No doubt, a lot has happened since then:
- Matthew (or Doc, as he is nicknamed by our mutual friends) finished digitizing all of the footage, which has been an absolutely tremendous support. He's also been very helpful in keeping me sane, telling me the emotions that I'll go through as we embark on the post-production journey.
- We finished transcribing all of the interviews, and I have a notebook full of dog-eared, poorly numbered pages.
- Matt has also started coming over to edit the footage, muddling through my maddening notes. He's a patient being, and is earning his place in heaven for his work. He's been helping me figure out what we'll need to do once the first draft is finished: tweak transitions, edit the audio so it is all similar, pinpoint where we want animated graphics and images, etc.
- And, my biggest, most exciting film news recently: We now have at least one minute of edited footage on the timeline!
Every time I meet a soldier, the film naturally comes up in conversation. They are fascinated, I believe, by the discovery in a casual conversation and the fact that (1) a woman is making a film about the Montagnards and Special Forces, (2) I know the term Montagnard, and (3) how I can see the connection between the Vietnam War and the war overseas today. It has happened several times over the past few months, and each time the response has been something to the effect of, "Please do us right. Tell our story, and let everyone know."
It genuinely brings tears to my eyes as I write it. I remember how they stare me dead in the eye, asking with such authority and simultaneously with such helplessness. I frequently feel so small and insignificant, but at those moments I realize that I've been charged with something so huge.

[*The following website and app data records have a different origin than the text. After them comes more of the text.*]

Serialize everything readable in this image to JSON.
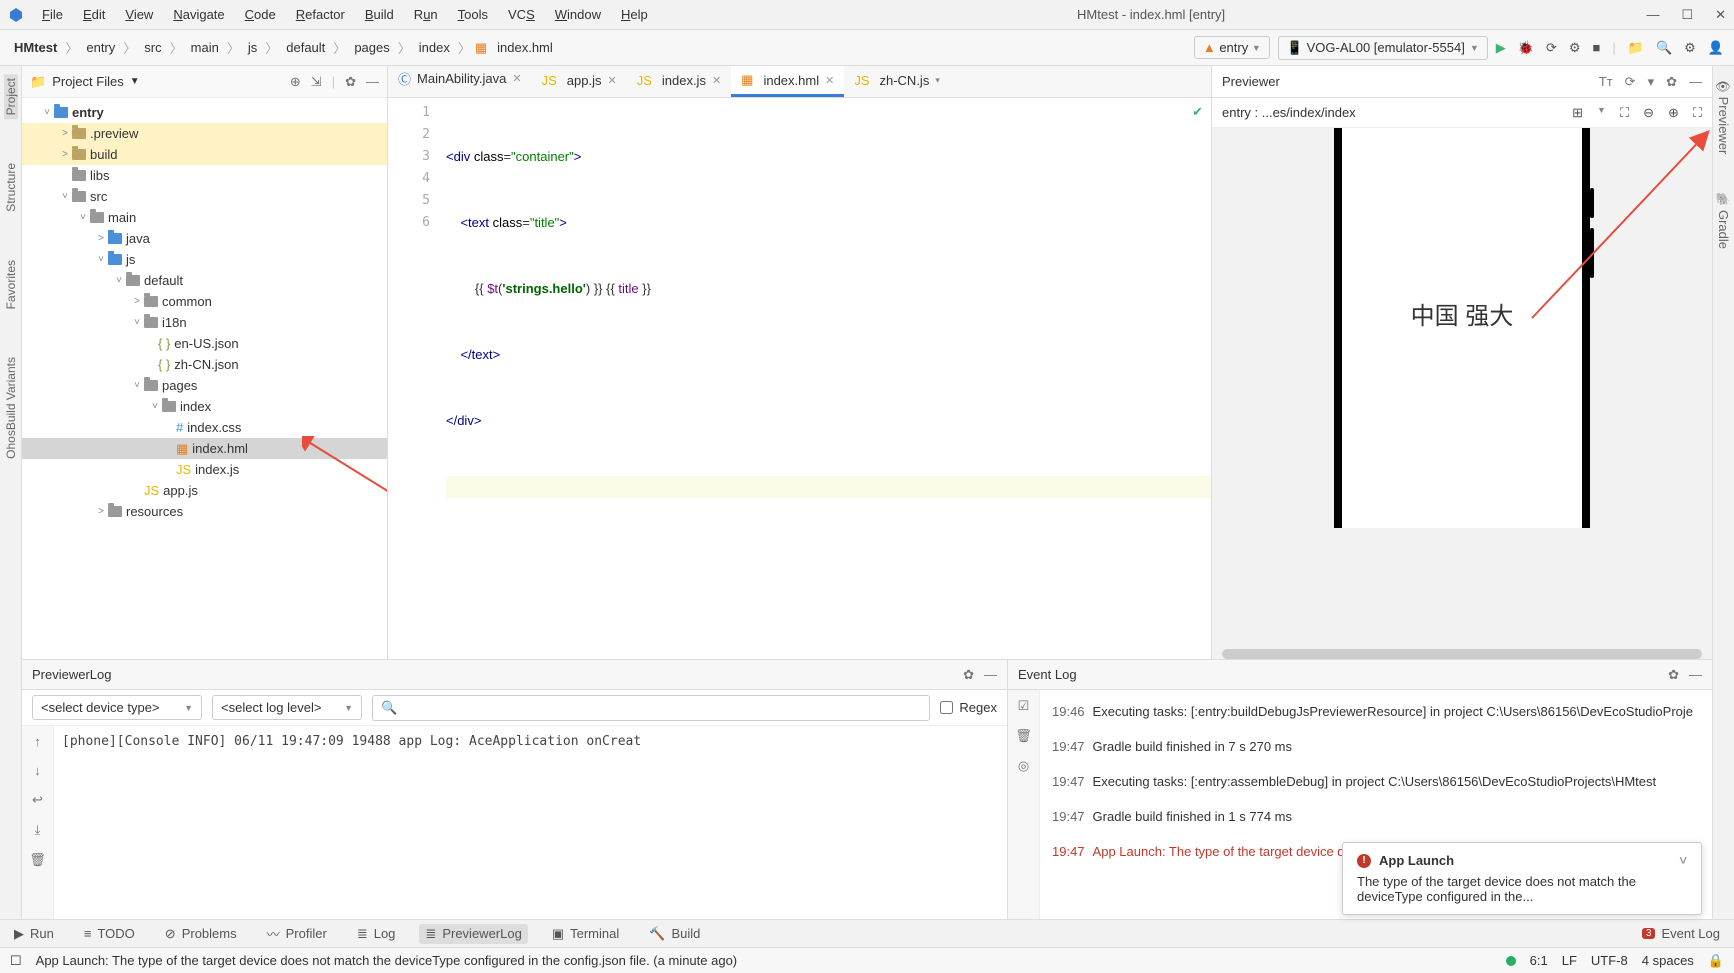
{
  "window": {
    "title": "HMtest - index.hml [entry]"
  },
  "menu": [
    "File",
    "Edit",
    "View",
    "Navigate",
    "Code",
    "Refactor",
    "Build",
    "Run",
    "Tools",
    "VCS",
    "Window",
    "Help"
  ],
  "breadcrumb": [
    "HMtest",
    "entry",
    "src",
    "main",
    "js",
    "default",
    "pages",
    "index",
    "index.hml"
  ],
  "module_selector": "entry",
  "device_selector": "VOG-AL00 [emulator-5554]",
  "project_panel": {
    "title": "Project Files"
  },
  "tree": {
    "root": "entry",
    "preview": ".preview",
    "build": "build",
    "libs": "libs",
    "src": "src",
    "main": "main",
    "java": "java",
    "js": "js",
    "default": "default",
    "common": "common",
    "i18n": "i18n",
    "en_us": "en-US.json",
    "zh_cn": "zh-CN.json",
    "pages": "pages",
    "index": "index",
    "index_css": "index.css",
    "index_hml": "index.hml",
    "index_js": "index.js",
    "app_js": "app.js",
    "resources": "resources"
  },
  "editor_tabs": [
    {
      "label": "MainAbility.java",
      "icon": "java"
    },
    {
      "label": "app.js",
      "icon": "js"
    },
    {
      "label": "index.js",
      "icon": "js"
    },
    {
      "label": "index.hml",
      "icon": "hml",
      "active": true
    },
    {
      "label": "zh-CN.js",
      "icon": "js",
      "trunc": true
    }
  ],
  "code": {
    "l1_a": "<div",
    "l1_b": " class",
    "l1_c": "=",
    "l1_d": "\"container\"",
    "l1_e": ">",
    "l2_a": "    <text",
    "l2_b": " class",
    "l2_c": "=",
    "l2_d": "\"title\"",
    "l2_e": ">",
    "l3_a": "        {{ ",
    "l3_b": "$t",
    "l3_c": "(",
    "l3_d": "'strings.hello'",
    "l3_e": ") }} {{ ",
    "l3_f": "title",
    "l3_g": " }}",
    "l4": "    </text>",
    "l5": "</div>"
  },
  "previewer": {
    "title": "Previewer",
    "path": "entry : ...es/index/index",
    "device_text": "中国 强大"
  },
  "previewer_log": {
    "title": "PreviewerLog",
    "device_ph": "<select device type>",
    "level_ph": "<select log level>",
    "regex": "Regex",
    "line": "[phone][Console    INFO]  06/11 19:47:09 19488  app Log: AceApplication onCreat"
  },
  "event_log": {
    "title": "Event Log",
    "rows": [
      {
        "t": "19:46",
        "m": "Executing tasks: [:entry:buildDebugJsPreviewerResource] in project C:\\Users\\86156\\DevEcoStudioProje"
      },
      {
        "t": "19:47",
        "m": "Gradle build finished in 7 s 270 ms"
      },
      {
        "t": "19:47",
        "m": "Executing tasks: [:entry:assembleDebug] in project C:\\Users\\86156\\DevEcoStudioProjects\\HMtest"
      },
      {
        "t": "19:47",
        "m": "Gradle build finished in 1 s 774 ms"
      },
      {
        "t": "19:47",
        "m": "App Launch: The type of the target device d",
        "err": true
      }
    ]
  },
  "popup": {
    "title": "App Launch",
    "body": "The type of the target device does not match the deviceType configured in the..."
  },
  "tool_windows": {
    "run": "Run",
    "todo": "TODO",
    "problems": "Problems",
    "profiler": "Profiler",
    "log": "Log",
    "previewer_log": "PreviewerLog",
    "terminal": "Terminal",
    "build_tw": "Build",
    "event_log": "Event Log",
    "badge": "3"
  },
  "status": {
    "msg": "App Launch: The type of the target device does not match the deviceType configured in the config.json file. (a minute ago)",
    "pos": "6:1",
    "lf": "LF",
    "enc": "UTF-8",
    "spaces": "4 spaces"
  },
  "side_left": [
    "Project",
    "Structure",
    "Favorites",
    "OhosBuild Variants"
  ],
  "side_right": [
    "Previewer",
    "Gradle"
  ]
}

There's so much work left to be done, but we are moving along at a pace that we can bear. I work full time (as do many of my other volunteers), so nights and weekends are film time. But sometimes those things get interrupted by things that life brings with it: supporting family and friends, chores like paying bills or cleaning house, and every now and then mini-vacations to keep ourselves balanced.
Once we get the first draft finished, we'll review what we have and possibly reorganize some of the clips. At that point, we'll decide if we need a voiceover or not. Then we'll identify where we need to use still images, music and animated graphics. Once we get that official director's cut ready--the draft that is as polished as we think it can get--we'll show it to select audiences (or test groups) to see what the reactions are to the film. I think I'd like to have a few different test audiences. After that, we'll likely have some tweaks to make. Somewhere in there, we'll bring in the marketing / communications team. (Yay! Something that's familiar territory.) Then we will finally start to release it to broader, bigger audiences. And from that point forward, I imagine, it just might be coasting from there.
We'll need things like a learning center to share info about the Montagnards and Special Forces, bios for the cast and crew, a photo gallery, etc. And I imagine that we will need a press kit with some of that information available for download.
I'm incredibly anxious to keep things moving forward. But, I promise to keep updating this blog more often. It has clearly been neglected, which contradicts the amount of work that is still happening on the film.
Yes, I'm quite excited. Surry gave me another pep talk today. It was exactly what I needed to hear, and I'm so eternally grateful to him for the unending support and guidance he continues to provide. Perhaps I'll convince him to one day work on an autobiography! He's a fascinating person, full of talent, passion, wisdom, surprises and amazing stories.